For the five months to May, the BoP showed a deficit of $136 million, a reversal of the first five months’ surplus of $216 million in 2016.
Tracing this year’s deficit, Bangko Sentral ng Pilipinas (BSP) Deputy Governor Diwa Guinigundo said in a text message to reporters, “mainly due to FX (foreign exchange) operations of the BSP and the FX payments by NG (the national government) on its maturing obligations, even as these were cushioned FX deposits by the NG and investment income of the BSP from abroad.”
“These bookings must have been driven by merchandise trade as imports continued to increase on account of good growth numbers and outflows in the foreign portfolio account,” he added, referring to the foreign exchange transactions and the movement of hot money in and out of the country.
The BSP earlier reported that the movement of foreign portfolio investments in the Philippines in May resulted in a net outflow of $24.35 million, reversing a net inflow in April as investors exited the markets in reaction to lower-than-expected 6.4 percent economic growth and weaker-than-expected corporate earnings in the first quarter.
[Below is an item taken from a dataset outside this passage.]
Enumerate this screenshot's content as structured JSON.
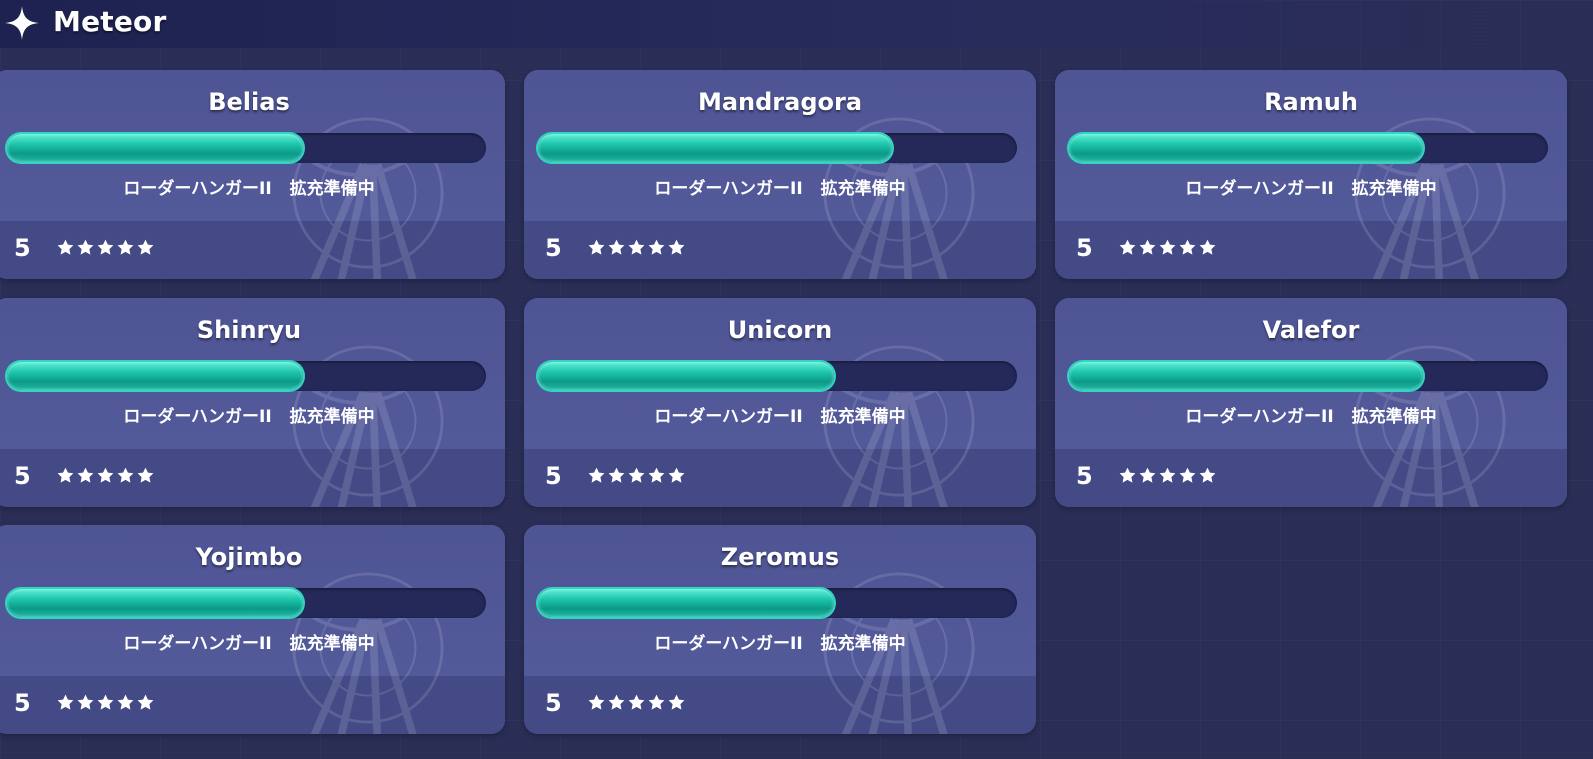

The net outflow of hot money in May wiped out net inflows of $51.49 million in April and $72.81 million a year ago.
Data on imports for the month of May is yet to be released by the Philippine Statistics Authority.
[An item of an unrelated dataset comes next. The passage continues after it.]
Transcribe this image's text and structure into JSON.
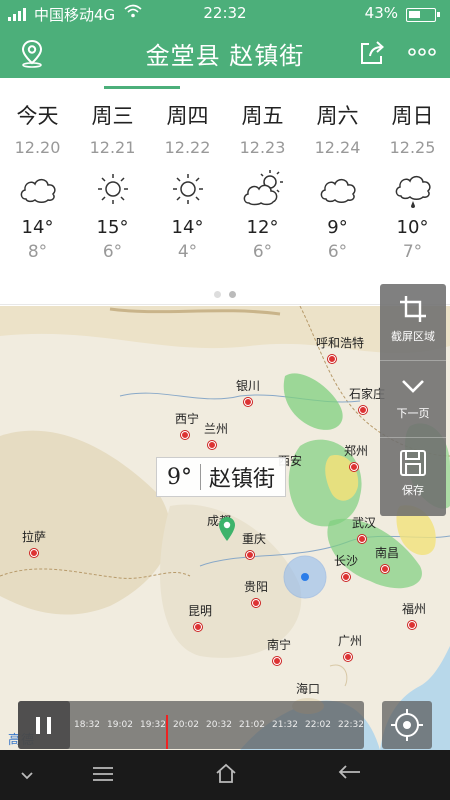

For full-year 2017, the BSP sees a $500 million BoP deficit.
Effects of US interest rates, GDP
Guian Angelo Dumalagan, market economist at Land Bank of the Philippines, traced the May BoP position to
higher interest rates in the United States, as well as the slower-than-expected 6.4 percent gross domestic product (GDP) growth in the first quarter of the year.
“The BoP report generally reflects the increase in [fund]outflows as a result of higher US interest rates,” he said, adding, “The lower-than-expected growth of the country in the first quarter also contributed to the deficit in May.”
Dumalagan also said that the BSP’s $500 million BoP deficit forecast reflects the central bank’s view that more funds are likely to go out of the country due to the interest rate hikes by the US Federal Reserve, making it more attractive for investors to put their money in the US.
Last week, the Fed raised its benchmark interest rates, citing a better labor market and moderately improving economic activity. The US central bank also continues to project a third rate-increase this year, essentially brushing aside weaker inflation and consumption data in recent weeks.